= Beginning of Section =

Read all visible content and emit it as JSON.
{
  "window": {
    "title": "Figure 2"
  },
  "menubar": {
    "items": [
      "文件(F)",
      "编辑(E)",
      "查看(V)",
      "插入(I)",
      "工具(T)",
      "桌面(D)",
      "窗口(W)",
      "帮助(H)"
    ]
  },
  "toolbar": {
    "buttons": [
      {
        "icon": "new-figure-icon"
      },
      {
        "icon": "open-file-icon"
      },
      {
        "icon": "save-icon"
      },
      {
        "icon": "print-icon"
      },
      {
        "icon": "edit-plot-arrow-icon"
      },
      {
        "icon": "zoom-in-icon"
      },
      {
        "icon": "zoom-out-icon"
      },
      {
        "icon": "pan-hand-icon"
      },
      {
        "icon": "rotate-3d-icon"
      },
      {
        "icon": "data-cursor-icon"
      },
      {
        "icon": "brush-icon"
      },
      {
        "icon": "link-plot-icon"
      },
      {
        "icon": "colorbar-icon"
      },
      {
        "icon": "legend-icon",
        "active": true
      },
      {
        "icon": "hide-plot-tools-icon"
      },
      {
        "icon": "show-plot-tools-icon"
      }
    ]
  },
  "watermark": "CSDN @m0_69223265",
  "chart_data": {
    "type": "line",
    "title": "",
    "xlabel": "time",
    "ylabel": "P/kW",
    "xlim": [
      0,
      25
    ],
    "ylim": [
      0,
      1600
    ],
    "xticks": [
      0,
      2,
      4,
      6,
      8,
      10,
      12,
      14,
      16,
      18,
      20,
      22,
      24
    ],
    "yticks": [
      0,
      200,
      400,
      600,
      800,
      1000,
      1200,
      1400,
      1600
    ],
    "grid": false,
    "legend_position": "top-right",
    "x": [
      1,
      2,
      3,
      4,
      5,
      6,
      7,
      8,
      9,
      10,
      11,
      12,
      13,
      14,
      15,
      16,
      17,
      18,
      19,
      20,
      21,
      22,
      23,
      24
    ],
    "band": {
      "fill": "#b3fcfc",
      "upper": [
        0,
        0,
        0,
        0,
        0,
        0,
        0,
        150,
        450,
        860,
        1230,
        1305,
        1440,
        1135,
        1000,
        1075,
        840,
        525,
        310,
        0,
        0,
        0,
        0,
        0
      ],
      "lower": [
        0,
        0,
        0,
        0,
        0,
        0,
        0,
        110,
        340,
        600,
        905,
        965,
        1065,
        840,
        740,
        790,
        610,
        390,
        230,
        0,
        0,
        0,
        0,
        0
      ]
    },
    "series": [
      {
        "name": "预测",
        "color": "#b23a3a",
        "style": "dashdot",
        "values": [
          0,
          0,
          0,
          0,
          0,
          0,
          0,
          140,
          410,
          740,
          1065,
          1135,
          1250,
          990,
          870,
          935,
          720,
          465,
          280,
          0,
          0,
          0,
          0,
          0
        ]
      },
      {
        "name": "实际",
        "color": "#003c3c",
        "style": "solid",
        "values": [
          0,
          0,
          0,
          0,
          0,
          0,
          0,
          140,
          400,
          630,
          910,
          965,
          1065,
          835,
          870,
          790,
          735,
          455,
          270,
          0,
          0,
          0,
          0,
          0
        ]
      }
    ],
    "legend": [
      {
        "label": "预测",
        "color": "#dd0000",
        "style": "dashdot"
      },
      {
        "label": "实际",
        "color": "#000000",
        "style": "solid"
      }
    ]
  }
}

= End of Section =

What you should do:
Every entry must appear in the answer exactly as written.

Problem solution:
Read all visible content and emit it as JSON.
{
  "window": {
    "title": "Figure 2"
  },
  "menubar": {
    "items": [
      "文件(F)",
      "编辑(E)",
      "查看(V)",
      "插入(I)",
      "工具(T)",
      "桌面(D)",
      "窗口(W)",
      "帮助(H)"
    ]
  },
  "toolbar": {
    "buttons": [
      {
        "icon": "new-figure-icon"
      },
      {
        "icon": "open-file-icon"
      },
      {
        "icon": "save-icon"
      },
      {
        "icon": "print-icon"
      },
      {
        "icon": "edit-plot-arrow-icon"
      },
      {
        "icon": "zoom-in-icon"
      },
      {
        "icon": "zoom-out-icon"
      },
      {
        "icon": "pan-hand-icon"
      },
      {
        "icon": "rotate-3d-icon"
      },
      {
        "icon": "data-cursor-icon"
      },
      {
        "icon": "brush-icon"
      },
      {
        "icon": "link-plot-icon"
      },
      {
        "icon": "colorbar-icon"
      },
      {
        "icon": "legend-icon",
        "active": true
      },
      {
        "icon": "hide-plot-tools-icon"
      },
      {
        "icon": "show-plot-tools-icon"
      }
    ]
  },
  "watermark": "CSDN @m0_69223265",
  "chart_data": {
    "type": "line",
    "title": "",
    "xlabel": "time",
    "ylabel": "P/kW",
    "xlim": [
      0,
      25
    ],
    "ylim": [
      0,
      1600
    ],
    "xticks": [
      0,
      2,
      4,
      6,
      8,
      10,
      12,
      14,
      16,
      18,
      20,
      22,
      24
    ],
    "yticks": [
      0,
      200,
      400,
      600,
      800,
      1000,
      1200,
      1400,
      1600
    ],
    "grid": false,
    "legend_position": "top-right",
    "x": [
      1,
      2,
      3,
      4,
      5,
      6,
      7,
      8,
      9,
      10,
      11,
      12,
      13,
      14,
      15,
      16,
      17,
      18,
      19,
      20,
      21,
      22,
      23,
      24
    ],
    "band": {
      "fill": "#b3fcfc",
      "upper": [
        0,
        0,
        0,
        0,
        0,
        0,
        0,
        150,
        450,
        860,
        1230,
        1305,
        1440,
        1135,
        1000,
        1075,
        840,
        525,
        310,
        0,
        0,
        0,
        0,
        0
      ],
      "lower": [
        0,
        0,
        0,
        0,
        0,
        0,
        0,
        110,
        340,
        600,
        905,
        965,
        1065,
        840,
        740,
        790,
        610,
        390,
        230,
        0,
        0,
        0,
        0,
        0
      ]
    },
    "series": [
      {
        "name": "预测",
        "color": "#b23a3a",
        "style": "dashdot",
        "values": [
          0,
          0,
          0,
          0,
          0,
          0,
          0,
          140,
          410,
          740,
          1065,
          1135,
          1250,
          990,
          870,
          935,
          720,
          465,
          280,
          0,
          0,
          0,
          0,
          0
        ]
      },
      {
        "name": "实际",
        "color": "#003c3c",
        "style": "solid",
        "values": [
          0,
          0,
          0,
          0,
          0,
          0,
          0,
          140,
          400,
          630,
          910,
          965,
          1065,
          835,
          870,
          790,
          735,
          455,
          270,
          0,
          0,
          0,
          0,
          0
        ]
      }
    ],
    "legend": [
      {
        "label": "预测",
        "color": "#dd0000",
        "style": "dashdot"
      },
      {
        "label": "实际",
        "color": "#000000",
        "style": "solid"
      }
    ]
  }
}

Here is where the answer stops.